“It’s been pretty gruesome so far,” he said. “The weather was nice the first week. Then there were four heavy snowstorms. It only stopped snowing last week while I was on the Border Route Trail.
Jordan had snowshoes, but using them slowed his pace to 12-13 miles per day. The snowshoes were not helpful when the snow melted to deep slush, because he sank the bottom with every step. The temperature dropped below freezing every night, so he began each day with frozen shoes.
In Itasca State Park, he encountered extreme snow conditions and was unable to reach a camping shelter. Overwhelmed, he called someone who lived nearby and asked for help. That night, in the comfort of a warm home, he considered walking roads instead of the hiking trail until the snow melted.
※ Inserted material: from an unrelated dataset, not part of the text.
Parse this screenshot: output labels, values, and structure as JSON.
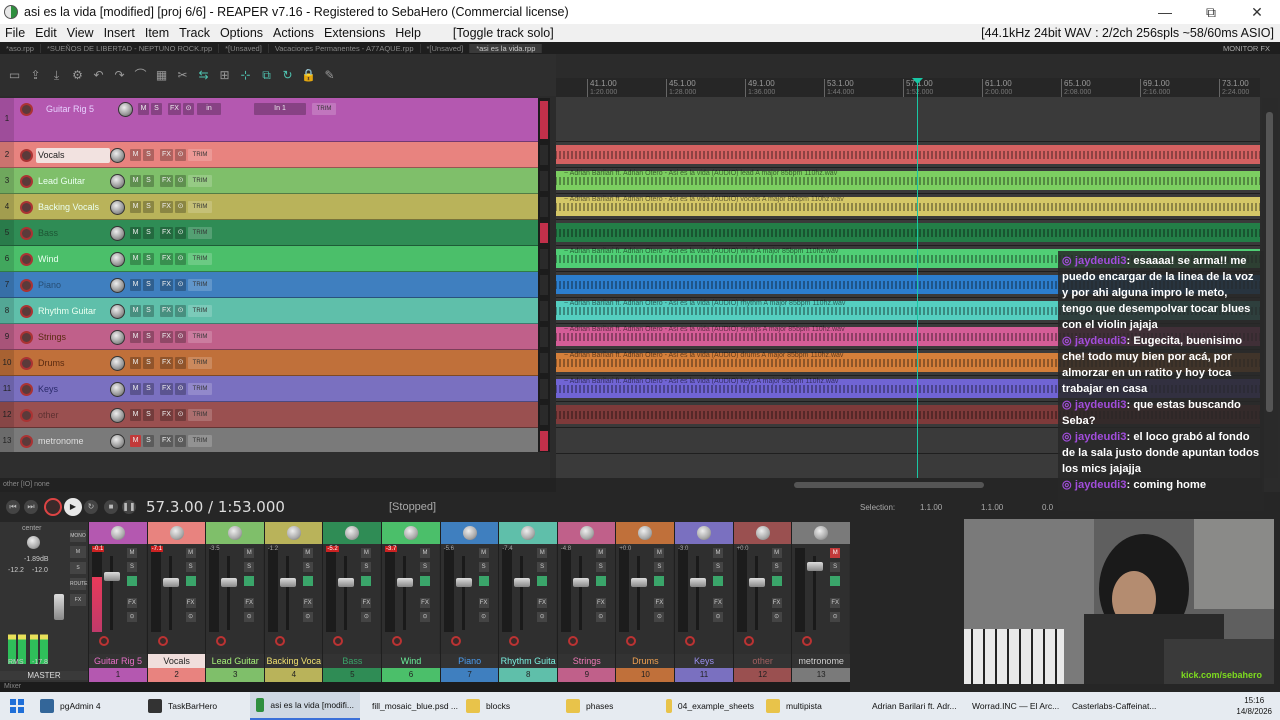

He talked via phone to nationally known adventurer Andrew Skurka, who encouraged him to continue on the trail. And so he did.
A recent college graduate with a degree in ecology/natural resources, Jordan wanted to “do something” before he started his working career. He chose the North Country Trail in part because it is little known and travels through his home state of Minnesota. He was also impressed with the diversity of terrain along the route, including the Great Plains, the Great Lakes and the Adirondack Mountains. He says the people he’s met along the way have been helpful and generous, which helped him contend with the relentless snow. You can follow Jordan’s progress on his website, www.striderNCT.com.